Stephen D. Brookfield
‘Four Critical Lenses’ – these lenses are (1) your own, (2) your learners, (3) a colleague’s and (4) theory. This model can provide a rich level of insight. Compare a colleague’s observation, an evaluation from your learners, and your own reflection for the same session. Also reflect on the theories of teaching and learning on which your model your practice and how they played out in this instance, or how they inform your thinking about how to do things differently. For an article by Brookfield on becoming a critically reflective teacher, click here: http://www.nl.edu/academics/cas/ace/facultypapers/StephenBrookfield_Wisdom.cfm
‘A Medal and a Mission’ – Petty outlines how to use this for providing effective feedback to learners, but it can also work well as a tool for reflection. It can help avoid falling into the ‘blame game’ trap (blaming yourself and/or your learners) if a session has been less successful than planned. Focus on the aspects of teaching and learning that did go well, (your medal), then identify what will you change, develop or build upon to improve teaching and learning in the future (your mission). Geoff Petty’s website can be found here:
‘Learning Cycle’ – useful for breaking down the process of reflection into thinking and doing – each stage has to be completed for it to be effective. Four stages:

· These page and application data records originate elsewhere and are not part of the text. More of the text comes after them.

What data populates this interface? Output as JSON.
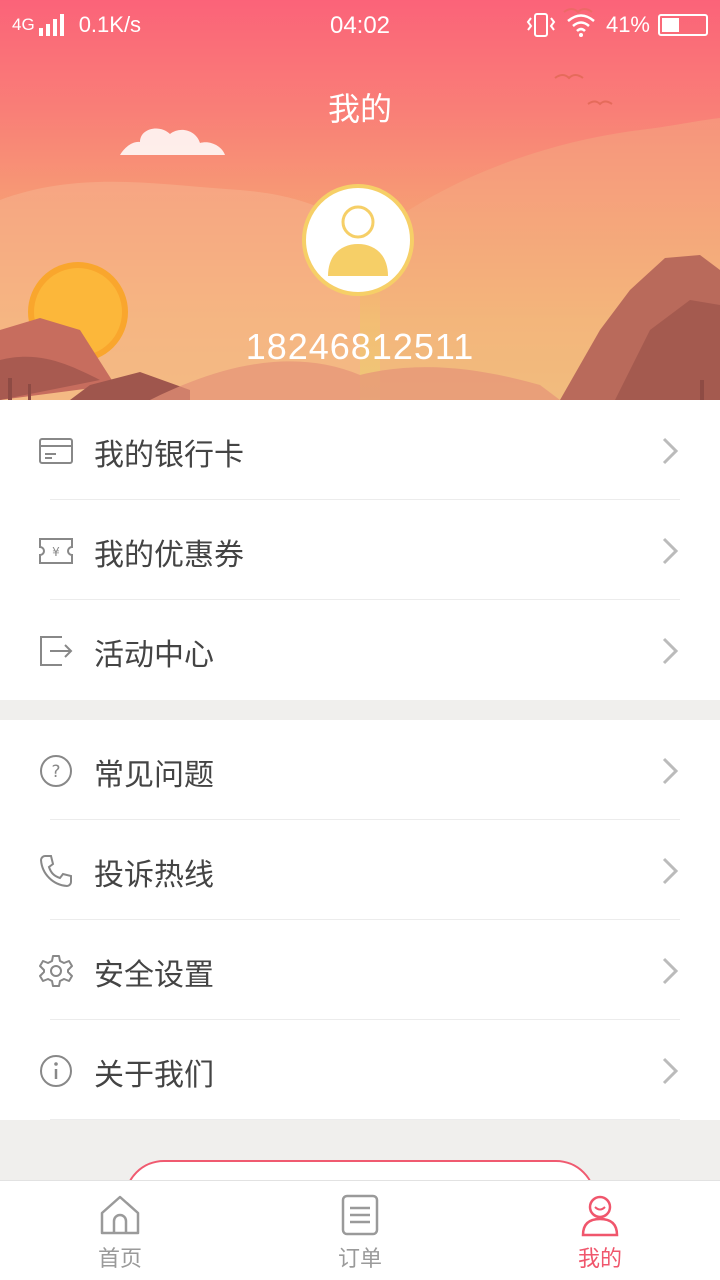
{
  "status_bar": {
    "network": "4G",
    "speed": "0.1K/s",
    "time": "04:02",
    "battery": "41%",
    "battery_level": 0.41
  },
  "header": {
    "title": "我的",
    "phone": "18246812511"
  },
  "menu_group_1": [
    {
      "label": "我的银行卡",
      "icon": "bank-card-icon"
    },
    {
      "label": "我的优惠券",
      "icon": "coupon-icon"
    },
    {
      "label": "活动中心",
      "icon": "activity-icon"
    }
  ],
  "menu_group_2": [
    {
      "label": "常见问题",
      "icon": "question-icon"
    },
    {
      "label": "投诉热线",
      "icon": "phone-icon"
    },
    {
      "label": "安全设置",
      "icon": "settings-icon"
    },
    {
      "label": "关于我们",
      "icon": "info-icon"
    }
  ],
  "tabs": [
    {
      "label": "首页",
      "icon": "home-icon",
      "active": false
    },
    {
      "label": "订单",
      "icon": "order-icon",
      "active": false
    },
    {
      "label": "我的",
      "icon": "user-icon",
      "active": true
    }
  ],
  "colors": {
    "accent": "#f0566c",
    "avatar_ring": "#f6cf67",
    "header_top": "#fb6379",
    "header_bottom": "#efc878"
  }
}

- Concrete Experience – doing or experiencing something
- Reflective observation – thinking about what happened
- Abstract Conceptualisation – learning from what happened
- Active Experimentation – trying out your learning
The cycle then continues again. Kolb suggests you can enter the cycle at any stage, but all four steps must be completed for it to be effective. Click here for a critique of some of Kolb’s ideas: http://www.infed.org/biblio/b-explrn.htm
‘Six Steps’ cycle – can be useful as a debriefing tool because it also pays attention to emotions and feelings. It is often used in the health professions.
- Description – what happened?
- Feelings – how did you feel at the time?
- Evaluation – what was good or bad about what happened?
- Analysis – why did this happen? What sense can you make of it?
- Conclusion – based on your reflections, what are your conclusions about how it could be different in the future?
- Action plan – decide what you will do to make it different next time
For a more detailed outline click here: http://www2.hud.ac.uk/hhs/staffsupport/lqsu_files/Gibbs_Reflective_Cycle.pdf
Reflexive practice is a relatively recent concept. This suggests that reflection on ‘what’s happened’ is limited in its usefulness. Instead, it’s important to consider our own experiences as learners and to think about how these shape the way we see the world, our roles as teachers, and our practice. Uncovering our assumptions about teaching and learning, it’s suggested, as well as considering social, political, institutional and cultural influences and constraints, can bring fresh insight and perspectives. Brookfield’s article (above) has some insight to offer.